--- Input ---

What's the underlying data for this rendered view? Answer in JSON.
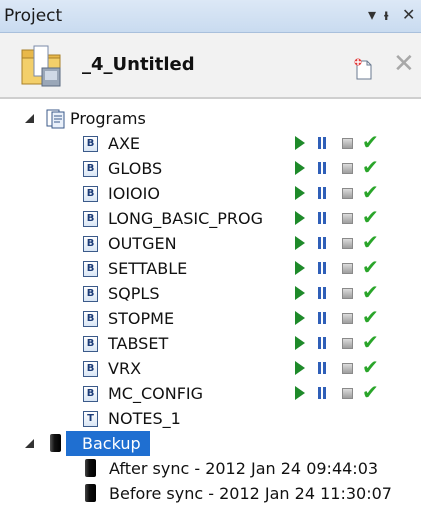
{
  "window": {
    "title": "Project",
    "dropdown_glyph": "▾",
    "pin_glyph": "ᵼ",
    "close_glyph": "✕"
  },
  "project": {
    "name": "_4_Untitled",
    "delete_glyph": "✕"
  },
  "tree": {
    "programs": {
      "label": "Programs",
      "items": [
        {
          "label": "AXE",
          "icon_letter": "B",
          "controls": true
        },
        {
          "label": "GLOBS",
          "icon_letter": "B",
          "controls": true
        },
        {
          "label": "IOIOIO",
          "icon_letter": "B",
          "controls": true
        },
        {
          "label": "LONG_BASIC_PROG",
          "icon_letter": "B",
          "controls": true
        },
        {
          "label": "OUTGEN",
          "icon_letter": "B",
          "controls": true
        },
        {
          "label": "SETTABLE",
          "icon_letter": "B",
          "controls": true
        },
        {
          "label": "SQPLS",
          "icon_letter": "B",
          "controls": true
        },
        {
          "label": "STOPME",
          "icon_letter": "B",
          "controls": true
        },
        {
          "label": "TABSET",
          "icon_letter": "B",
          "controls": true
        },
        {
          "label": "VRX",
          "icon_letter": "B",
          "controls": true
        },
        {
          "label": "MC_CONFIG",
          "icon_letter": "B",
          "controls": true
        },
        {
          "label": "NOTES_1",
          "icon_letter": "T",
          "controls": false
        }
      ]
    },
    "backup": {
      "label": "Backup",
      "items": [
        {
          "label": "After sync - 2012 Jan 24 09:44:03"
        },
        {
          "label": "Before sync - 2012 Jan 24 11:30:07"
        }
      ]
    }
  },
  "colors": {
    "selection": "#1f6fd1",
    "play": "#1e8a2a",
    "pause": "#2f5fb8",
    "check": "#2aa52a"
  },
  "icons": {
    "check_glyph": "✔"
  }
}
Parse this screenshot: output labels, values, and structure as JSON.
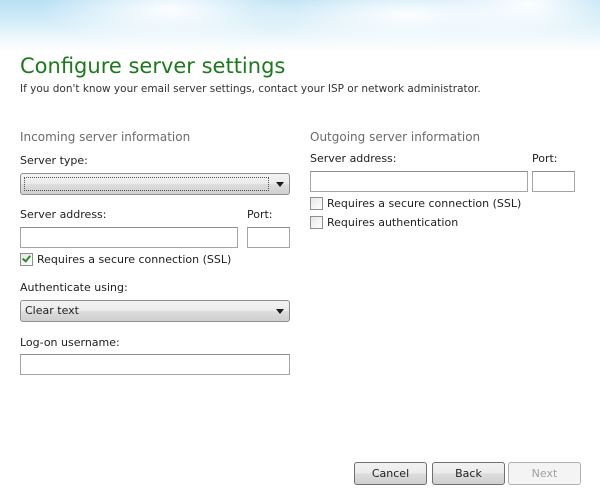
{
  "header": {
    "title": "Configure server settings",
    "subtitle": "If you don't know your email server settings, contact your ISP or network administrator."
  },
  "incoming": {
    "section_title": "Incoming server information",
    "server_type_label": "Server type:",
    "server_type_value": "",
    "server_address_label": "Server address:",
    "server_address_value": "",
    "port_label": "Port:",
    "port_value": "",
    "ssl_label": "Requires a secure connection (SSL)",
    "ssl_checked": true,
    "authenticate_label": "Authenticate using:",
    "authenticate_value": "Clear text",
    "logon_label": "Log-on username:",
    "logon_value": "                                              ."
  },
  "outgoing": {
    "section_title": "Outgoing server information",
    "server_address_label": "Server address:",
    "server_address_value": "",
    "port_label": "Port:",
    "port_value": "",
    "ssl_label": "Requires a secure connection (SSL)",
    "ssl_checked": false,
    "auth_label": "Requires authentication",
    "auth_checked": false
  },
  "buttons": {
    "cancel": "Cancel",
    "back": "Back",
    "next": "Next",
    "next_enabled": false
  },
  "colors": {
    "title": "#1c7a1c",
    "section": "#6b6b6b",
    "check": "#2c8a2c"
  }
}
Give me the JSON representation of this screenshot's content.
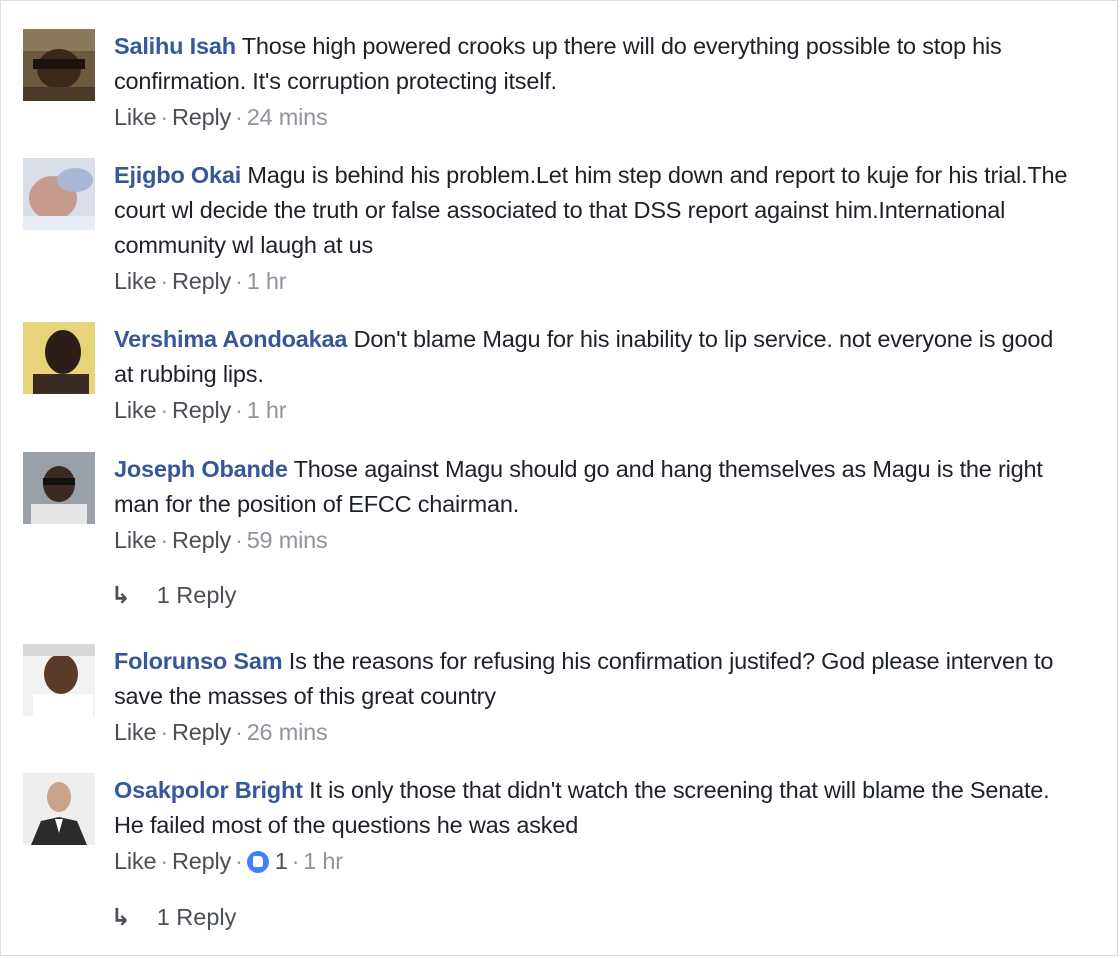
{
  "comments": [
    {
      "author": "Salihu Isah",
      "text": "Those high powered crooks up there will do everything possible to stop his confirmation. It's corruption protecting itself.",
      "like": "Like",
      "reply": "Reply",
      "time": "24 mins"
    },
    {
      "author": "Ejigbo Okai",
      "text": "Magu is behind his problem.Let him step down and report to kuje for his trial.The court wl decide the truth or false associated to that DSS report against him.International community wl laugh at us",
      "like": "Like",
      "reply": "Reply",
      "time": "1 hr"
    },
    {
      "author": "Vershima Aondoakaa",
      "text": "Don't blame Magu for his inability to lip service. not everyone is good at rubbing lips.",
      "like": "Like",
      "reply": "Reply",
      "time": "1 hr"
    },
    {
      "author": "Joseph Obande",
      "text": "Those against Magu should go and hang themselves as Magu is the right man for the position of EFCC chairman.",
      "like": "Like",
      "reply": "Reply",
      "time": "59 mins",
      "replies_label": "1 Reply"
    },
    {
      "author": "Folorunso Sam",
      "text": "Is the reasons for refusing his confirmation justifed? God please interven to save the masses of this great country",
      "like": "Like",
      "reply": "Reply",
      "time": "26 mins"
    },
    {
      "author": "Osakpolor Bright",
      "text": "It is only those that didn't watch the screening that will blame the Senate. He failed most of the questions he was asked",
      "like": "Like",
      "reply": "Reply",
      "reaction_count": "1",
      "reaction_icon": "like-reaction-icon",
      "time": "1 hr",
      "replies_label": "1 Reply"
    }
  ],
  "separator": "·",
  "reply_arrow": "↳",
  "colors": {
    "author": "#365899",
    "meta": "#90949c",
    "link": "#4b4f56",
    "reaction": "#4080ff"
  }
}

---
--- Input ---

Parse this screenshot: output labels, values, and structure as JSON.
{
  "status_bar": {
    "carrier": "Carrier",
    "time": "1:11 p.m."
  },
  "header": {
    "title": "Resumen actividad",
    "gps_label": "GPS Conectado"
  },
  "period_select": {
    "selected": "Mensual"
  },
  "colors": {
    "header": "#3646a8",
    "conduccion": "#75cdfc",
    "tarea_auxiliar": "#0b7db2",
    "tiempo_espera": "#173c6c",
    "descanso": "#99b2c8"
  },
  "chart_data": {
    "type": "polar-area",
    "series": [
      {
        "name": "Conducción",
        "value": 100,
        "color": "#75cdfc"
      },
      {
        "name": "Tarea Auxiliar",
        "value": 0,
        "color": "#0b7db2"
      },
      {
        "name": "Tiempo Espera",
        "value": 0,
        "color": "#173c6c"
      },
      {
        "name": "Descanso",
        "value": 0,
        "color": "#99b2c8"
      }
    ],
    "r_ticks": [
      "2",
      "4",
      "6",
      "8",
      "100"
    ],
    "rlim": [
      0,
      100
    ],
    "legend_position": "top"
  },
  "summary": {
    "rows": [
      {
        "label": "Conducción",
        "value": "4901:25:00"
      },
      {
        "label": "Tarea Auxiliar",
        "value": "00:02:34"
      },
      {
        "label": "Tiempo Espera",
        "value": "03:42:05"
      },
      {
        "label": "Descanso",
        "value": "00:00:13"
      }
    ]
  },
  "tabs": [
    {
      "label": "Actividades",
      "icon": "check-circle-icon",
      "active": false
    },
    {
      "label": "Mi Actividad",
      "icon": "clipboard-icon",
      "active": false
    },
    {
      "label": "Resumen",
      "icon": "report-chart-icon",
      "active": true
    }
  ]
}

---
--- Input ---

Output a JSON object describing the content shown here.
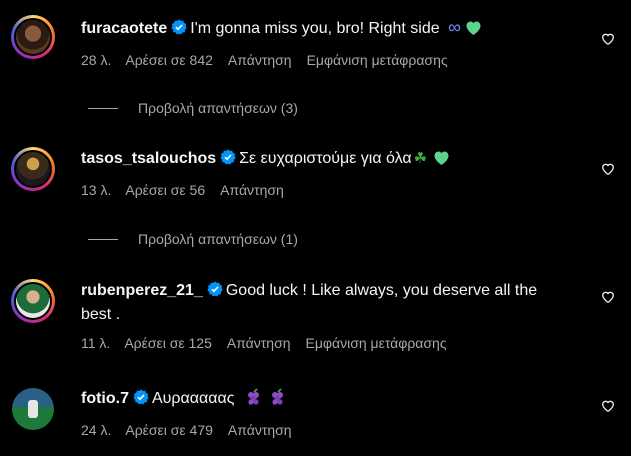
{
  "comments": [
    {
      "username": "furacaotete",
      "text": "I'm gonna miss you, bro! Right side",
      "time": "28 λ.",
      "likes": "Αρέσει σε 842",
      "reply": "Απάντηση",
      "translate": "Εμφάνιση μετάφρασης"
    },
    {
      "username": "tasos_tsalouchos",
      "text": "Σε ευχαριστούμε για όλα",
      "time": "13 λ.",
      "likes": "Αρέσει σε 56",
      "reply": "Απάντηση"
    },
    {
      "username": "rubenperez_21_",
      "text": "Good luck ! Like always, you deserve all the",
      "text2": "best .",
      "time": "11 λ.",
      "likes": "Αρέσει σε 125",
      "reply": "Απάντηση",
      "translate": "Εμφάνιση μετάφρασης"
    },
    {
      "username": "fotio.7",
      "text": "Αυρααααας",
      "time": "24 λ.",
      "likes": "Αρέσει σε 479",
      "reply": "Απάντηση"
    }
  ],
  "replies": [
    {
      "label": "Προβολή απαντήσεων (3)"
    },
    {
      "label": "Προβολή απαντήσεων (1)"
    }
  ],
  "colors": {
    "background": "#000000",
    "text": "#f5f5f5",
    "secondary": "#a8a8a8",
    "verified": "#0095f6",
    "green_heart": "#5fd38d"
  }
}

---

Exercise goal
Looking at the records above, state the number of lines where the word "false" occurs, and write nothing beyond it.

Written response
7